A bank identification number (BIN) is a six-digit number used to identify payment card issuers. Bank-issued debit cards, credit cards, prepaid debit cards, gift cards, and electronic benefit cards can all have bank identification numbers.
Definition and Examples of Bank Identification Numbers
A bank identification number is a set of digits used to distinguish one payment card from another. Specifically, a BIN is the first six digits printed or embossed on the front of a payment card. Bank identification numbers can also be referred to as issuer identification numbers (INN).
You can find BINs on:
- Debit cards that are linked to a checking or money market account
- Credit cards
- Charge cards
- Prepaid debit cards
- Gift cards
- Electronic benefit cards
- Health care payment cards (such as a health savings account (HSA) debit card)
This numbering system was developed by the American National Standards Institute (ANSI) and the International Organization for Standardization (ISO). These organizations create business and industry standards in the U.S. and internationally, respectively. Those standards include the issuance of bank identification numbers and issuer identification numbers.
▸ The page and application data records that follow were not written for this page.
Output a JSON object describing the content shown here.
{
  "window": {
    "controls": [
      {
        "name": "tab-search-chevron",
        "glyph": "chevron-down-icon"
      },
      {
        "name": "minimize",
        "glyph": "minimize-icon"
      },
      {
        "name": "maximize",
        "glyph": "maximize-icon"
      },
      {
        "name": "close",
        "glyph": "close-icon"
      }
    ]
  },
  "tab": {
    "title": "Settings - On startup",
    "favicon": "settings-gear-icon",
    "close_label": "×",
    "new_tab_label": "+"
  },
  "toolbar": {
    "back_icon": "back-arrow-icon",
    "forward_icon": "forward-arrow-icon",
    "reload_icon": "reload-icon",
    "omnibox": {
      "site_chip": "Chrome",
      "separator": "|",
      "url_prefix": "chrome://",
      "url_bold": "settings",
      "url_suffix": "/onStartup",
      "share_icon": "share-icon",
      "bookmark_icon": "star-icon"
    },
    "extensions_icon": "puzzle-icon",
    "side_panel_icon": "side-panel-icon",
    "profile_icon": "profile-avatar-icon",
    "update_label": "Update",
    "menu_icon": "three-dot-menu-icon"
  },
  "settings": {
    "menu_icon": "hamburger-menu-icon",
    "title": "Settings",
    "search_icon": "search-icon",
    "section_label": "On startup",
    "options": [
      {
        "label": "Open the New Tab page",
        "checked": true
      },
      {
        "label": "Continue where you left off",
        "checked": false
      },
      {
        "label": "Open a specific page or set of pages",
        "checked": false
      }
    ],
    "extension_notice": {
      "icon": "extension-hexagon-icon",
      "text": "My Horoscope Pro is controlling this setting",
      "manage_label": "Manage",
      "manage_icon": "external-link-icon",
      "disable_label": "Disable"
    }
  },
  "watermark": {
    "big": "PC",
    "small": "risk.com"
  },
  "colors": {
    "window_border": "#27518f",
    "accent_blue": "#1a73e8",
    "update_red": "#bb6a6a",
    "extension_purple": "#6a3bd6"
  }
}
Bank identification numbers serve an important purpose. They're used to connect card-based transactions with card issuers. Issuer identification numbers are unique in that no two card issuers have the same number. This is what makes it easy to tell card issuers apart if you're familiar with how BINs work.
- Alternate name: Issuer identification number (INN)
- Acronym: BIN
The sequence of digits in a BIN is important for determining where the card comes from and what type of card it is. If you have a card's BIN, you can use an online lookup tool to determine:
- Who the card issuer is (i.e. Visa, Mastercard, American Express, Discover)
- Whether it's a debit or credit card
- Whether it's a prepaid card
- Where the card issuer is located
- The issuer's phone number
Here are some examples of how a BIN works. Say you have a debit card that has this BIN: 413572. If you type that into a BIN lookup tool, you'll learn this card is issued by Bank of America. It's a Visa-branded debit card issued in the U.S.
Now, assume you have a card with this BIN: 37618. If you enter that into the BIN lookup tool, you'll find this card is issued by American Express. Specifically, it's a credit card issued in Japan.
Bank identification numbers ensure the correct account is debited or credited when a card-based transaction occurs, helping to prevent fraud.
How Bank Identification Numbers Work
The bank identification number or issuer identification number system is a global numbering plan used to identify card issuers. When you use your debit or credit card to make a purchase online or in a store, the BIN is used to determine your card issuer. The remaining digits on the card are used to process the transaction.
This all happens through an electronic payment processing system. This system involves the merchant, its payment processor, the issuing bank, and the merchant's bank. The BIN is used as a marker to verify the authenticity of the transaction. In other words, this is how each party ensures that no fraud is taking place.
Incorrectly entering your bank identification number when shopping online can cause the transaction to be declined.
Traditionally, BINs have been the first four to six digits of a payment card number. Beginning in April 2022, this is set to change. Due to an expected shortage in the availability of new INNs, bank identification numbers will begin using eight digits instead. This won't change the way your card works, but it does have implications for payment processors and card issuers.
Card issuers and payment processors will continue to support six-digit BINs, but new cards are expected to use the eight-digit system.
- Bank identification numbers are used to distinguish one card issuer from another.
- These numbers can also be referred to as issuer identification numbers (INNs).
- Traditionally, bank identification numbers have been the first six digits on a payment card, but this will shift to eight digits beginning in 2022.
- Each BIN is unique to its card issuer, and can tell you whether it's a debit or credit card and what country it was issued in.